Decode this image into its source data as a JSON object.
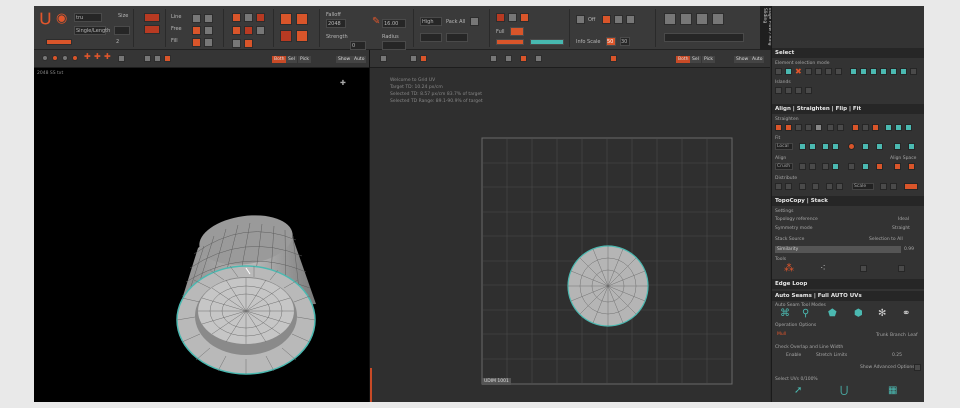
{
  "toolbar": {
    "brush_field": "tru",
    "brush_sub": "Single/Length",
    "brush_size_label": "Size",
    "brush_size_value": "2",
    "mode_line": "Line",
    "mode_free": "Free",
    "mode_fill": "Fill",
    "dyn_value": "0",
    "falloff_label": "Falloff",
    "strength_value": "2048",
    "strength_label": "Strength",
    "radius_value": "16.00",
    "radius_label": "Radius",
    "quality_value": "High",
    "pack_label": "Pack All",
    "falloff_val": "Full",
    "toggle_off": "Off",
    "info_scale": "Info Scale",
    "pct_a": "50",
    "pct_b": "30"
  },
  "side_tab": {
    "label": "Edge Flow / Ring Sliding"
  },
  "left_viewport": {
    "subbar_buttons": [
      "Both",
      "Sel",
      "Pick",
      "Show",
      "Auto"
    ],
    "info": "2048 SS  txt"
  },
  "right_viewport": {
    "subbar_buttons": [
      "Both",
      "Sel",
      "Pick",
      "Show",
      "Auto"
    ],
    "info_lines": [
      "Welcome to Grid  UV",
      "Target TD: 10.24 px/cm",
      "Selected TD: 8.57 px/cm  83.7% of target",
      "Selected TD Range: 89.1-90.9% of target"
    ],
    "grid_label": "UDIM 1001"
  },
  "panel": {
    "select": {
      "title": "Select",
      "sub1": "Element selection mode",
      "sub2": "Islands"
    },
    "align": {
      "title": "Align | Straighten | Flip | Fit",
      "straighten_label": "Straighten",
      "fit_label": "Fit",
      "fit_mode": "Local",
      "align_label": "Align",
      "align_mode": "Crush",
      "distribute_label": "Distribute",
      "distribute_val": "Scale",
      "space_label": "Align Space"
    },
    "topocopy": {
      "title": "TopoCopy | Stack",
      "settings": "Settings",
      "topo_ref": "Topology reference",
      "topo_ref_val": "Ideal",
      "sym_mode": "Symmetry mode",
      "sym_mode_val": "Straight",
      "stack_source": "Stack Source",
      "stack_source_val": "Selection to All",
      "similarity": "Similarity",
      "similarity_val": "0.99",
      "tools_label": "Tools"
    },
    "edge_loop": {
      "title": "Edge Loop"
    },
    "auto_seams": {
      "title": "Auto Seams | Full AUTO UVs",
      "sub": "Auto Seam Tool Modes",
      "operation_label": "Operation Options",
      "op_val": "Mull",
      "trunk": "Trunk",
      "branch": "Branch",
      "leaf": "Leaf",
      "check_label": "Check Overlap and Line Width",
      "enable": "Enable",
      "stretch_label": "Stretch Limits",
      "stretch_val": "0.25",
      "show_adv": "Show Advanced Options",
      "bottom_label": "Select UVs 0/100%"
    }
  },
  "colors": {
    "accent": "#e0562c",
    "teal": "#4bb9b1"
  }
}
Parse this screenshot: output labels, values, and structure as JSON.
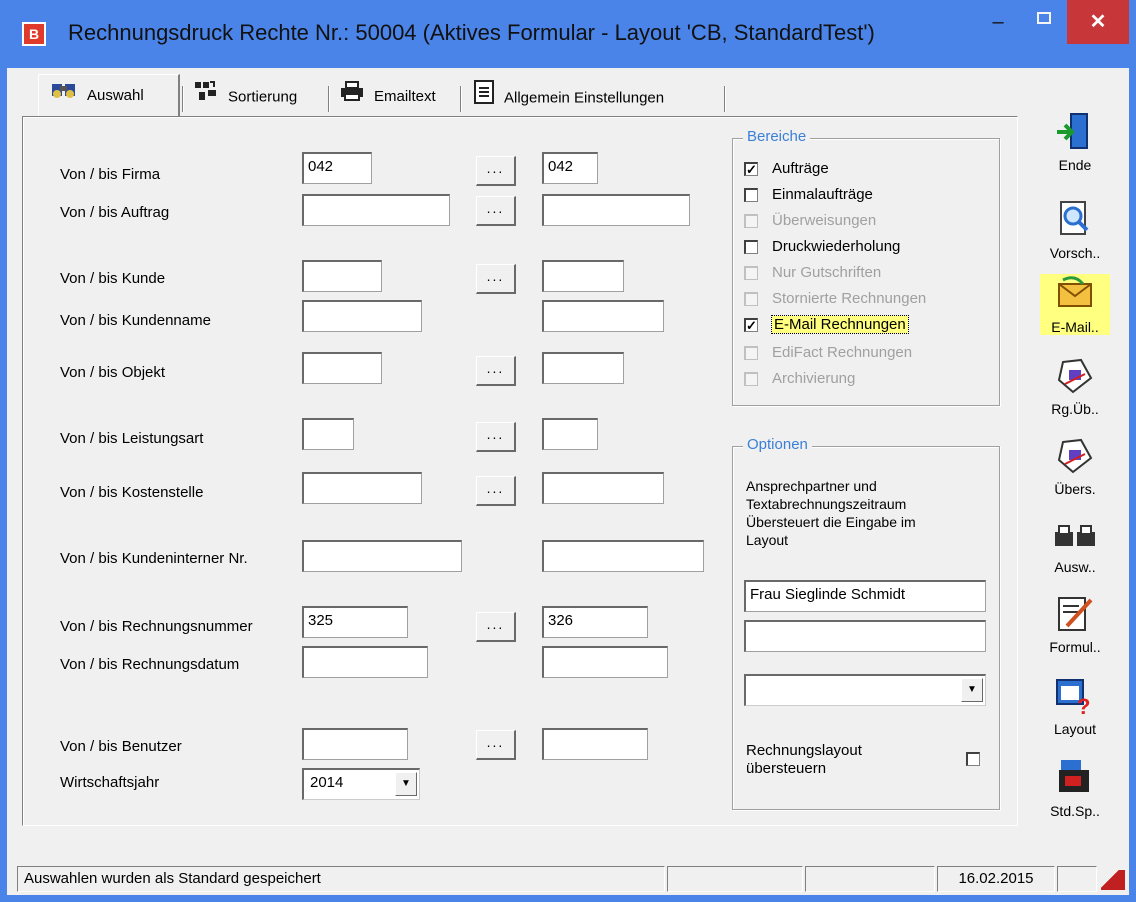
{
  "window": {
    "title": "Rechnungsdruck Rechte Nr.: 50004  (Aktives Formular - Layout 'CB, StandardTest')",
    "minimize": "–",
    "close": "✕"
  },
  "tabs": [
    {
      "label": "Auswahl",
      "icon": "binoculars-icon"
    },
    {
      "label": "Sortierung",
      "icon": "sort-icon"
    },
    {
      "label": "Emailtext",
      "icon": "printer-icon"
    },
    {
      "label": "Allgemein Einstellungen",
      "icon": "document-icon"
    }
  ],
  "form": {
    "firma": {
      "label": "Von / bis Firma",
      "from": "042",
      "to": "042"
    },
    "auftrag": {
      "label": "Von / bis Auftrag",
      "from": "",
      "to": ""
    },
    "kunde": {
      "label": "Von / bis Kunde",
      "from": "",
      "to": ""
    },
    "kundenname": {
      "label": "Von / bis Kundenname",
      "from": "",
      "to": ""
    },
    "objekt": {
      "label": "Von / bis Objekt",
      "from": "",
      "to": ""
    },
    "leistungsart": {
      "label": "Von / bis Leistungsart",
      "from": "",
      "to": ""
    },
    "kostenstelle": {
      "label": "Von / bis Kostenstelle",
      "from": "",
      "to": ""
    },
    "kundeninterner": {
      "label": "Von / bis Kundeninterner Nr.",
      "from": "",
      "to": ""
    },
    "rechnungsnummer": {
      "label": "Von / bis Rechnungsnummer",
      "from": "325",
      "to": "326"
    },
    "rechnungsdatum": {
      "label": "Von / bis Rechnungsdatum",
      "from": "",
      "to": ""
    },
    "benutzer": {
      "label": "Von / bis Benutzer",
      "from": "",
      "to": ""
    },
    "wirtschaftsjahr": {
      "label": "Wirtschaftsjahr",
      "value": "2014"
    },
    "dots_label": "..."
  },
  "bereiche": {
    "title": "Bereiche",
    "items": [
      {
        "label": "Aufträge",
        "checked": true,
        "enabled": true
      },
      {
        "label": "Einmalaufträge",
        "checked": false,
        "enabled": true
      },
      {
        "label": "Überweisungen",
        "checked": false,
        "enabled": false
      },
      {
        "label": "Druckwiederholung",
        "checked": false,
        "enabled": true
      },
      {
        "label": "Nur Gutschriften",
        "checked": false,
        "enabled": false
      },
      {
        "label": "Stornierte Rechnungen",
        "checked": false,
        "enabled": false
      },
      {
        "label": "E-Mail Rechnungen",
        "checked": true,
        "enabled": true
      },
      {
        "label": "EdiFact Rechnungen",
        "checked": false,
        "enabled": false
      },
      {
        "label": "Archivierung",
        "checked": false,
        "enabled": false
      }
    ],
    "check_mark": "✓"
  },
  "optionen": {
    "title": "Optionen",
    "description": [
      "Ansprechpartner und",
      "Textabrechnungszeitraum",
      "Übersteuert die Eingabe im",
      "Layout"
    ],
    "ansprechpartner": "Frau Sieglinde Schmidt",
    "zeitraum": "",
    "combo_value": "",
    "override_label": [
      "Rechnungslayout",
      "übersteuern"
    ]
  },
  "sidebar": [
    {
      "label": "Ende",
      "icon": "exit-door-icon"
    },
    {
      "label": "Vorsch..",
      "icon": "preview-magnifier-icon"
    },
    {
      "label": "E-Mail..",
      "icon": "email-envelope-icon",
      "highlight": true
    },
    {
      "label": "Rg.Üb..",
      "icon": "invoice-transfer-icon"
    },
    {
      "label": "Übers.",
      "icon": "overview-icon"
    },
    {
      "label": "Ausw..",
      "icon": "printers-icon"
    },
    {
      "label": "Formul..",
      "icon": "form-edit-icon"
    },
    {
      "label": "Layout",
      "icon": "layout-calendar-icon"
    },
    {
      "label": "Std.Sp..",
      "icon": "save-default-icon"
    }
  ],
  "statusbar": {
    "message": "Auswahlen wurden als Standard gespeichert",
    "date": "16.02.2015"
  },
  "colors": {
    "titlebar": "#4a84e8",
    "close": "#c7373a",
    "group_title": "#3b7fd8",
    "highlight": "#ffff80"
  }
}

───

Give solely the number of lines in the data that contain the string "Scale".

• **Solution below**
2